  • The Apocalypse of Peter (Chapters)

    The existence of this apocalypse was known in antiquity. The Muratorian Fragment and the Stichometry of Nicephorus include it among their ‘disputed’ texts. The ...

    Source: The Apocryphal New Testament

  • The Apocalypse of Thomas (Chapters)

    The Gelasian Decree condemns the Revelation of Thomas, but knowledge of the text in modern times dates only from the beginning of the twentieth ...

    Source: The Apocryphal New Testament

  • The Apocrypha (Chapters)

    The Apocrypha as a Whole The existence of an ‘Apocrypha’ arises mainly from the presence in one or more of the earliest Greek biblical ...

    Source: The Oxford Illustrated History of the Bible

  • The Apocrypha (Chapters)

    Definition and History Apocrypha means ‘[books] hidden away’ and is the name given to those books found in the Old Testament of ancient Greek ...

    Source: The Oxford Illustrated History of the Bible

  • Apocrypha (A-Z entry)

    This entry consists of two articles dealing with books or parts of books not considered canonical by every community of faith, Jewish Apocrypha and ...

    Source: The Oxford Companion to the Bible

  • The Arabic Infancy Gospel (Chapters)

    This is another collection of material that has made use of the Protevangelium of James (= PJ) and Infancy Thomas. Chapters 1–10 are based ...

    Source: The Apocryphal New Testament

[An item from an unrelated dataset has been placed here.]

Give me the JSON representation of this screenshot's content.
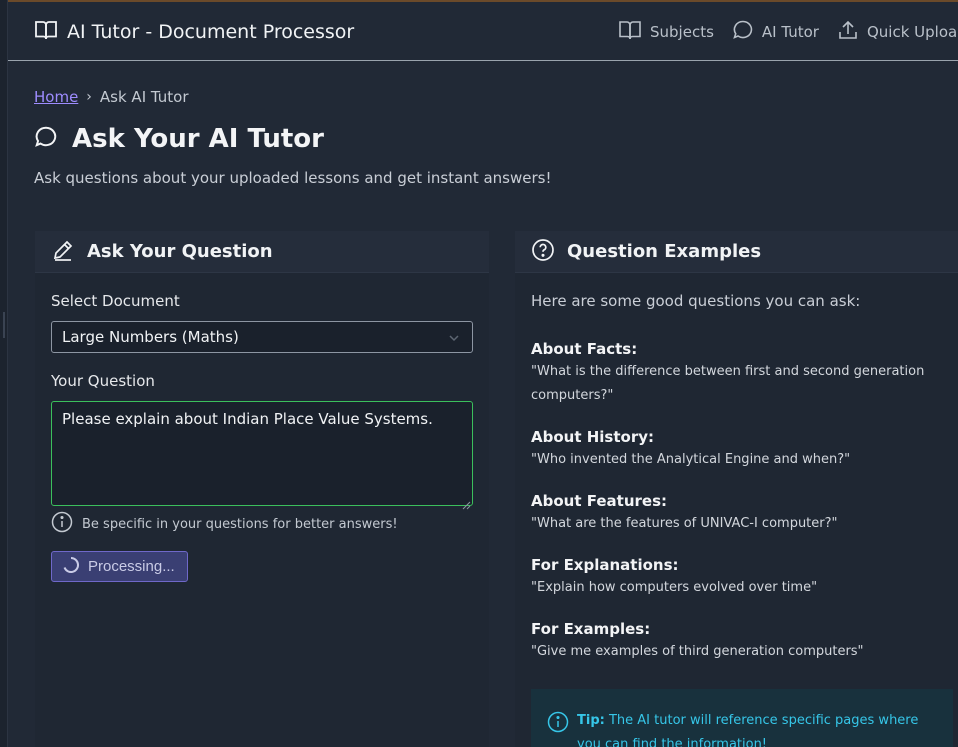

  • Arundel 404 (Liber de Infantia Salvatoris) (Chapters)

    This text (British Library Arundel 404) is one of two medieval Latin infancy gospels published originally by M. R. James, Latin Infancy Gospels (Cambridge, ...

    Source: The Apocryphal New Testament

  • Baruch (A-Z entry)

    The book is named for Baruch, the son of Neriah and scribe of the prophet Jeremiah ( see Jer 32:12 ; 36:4 ). The ...

    Source: The Oxford Encyclopedia of the Books of the Bible

  • 2 Baruch, 3 Baruch (A-Z entry)

    The Syriac Apocalypse of Baruch and the Greek Apocalypse of Baruch are translations of a pseudobiographical work probably written in Hebrew in the first ...

    Source: A Dictionary of the Bible

Previous
Next
Oxford University Press

© 2014. All Rights Reserved. Privacy policy and legal notice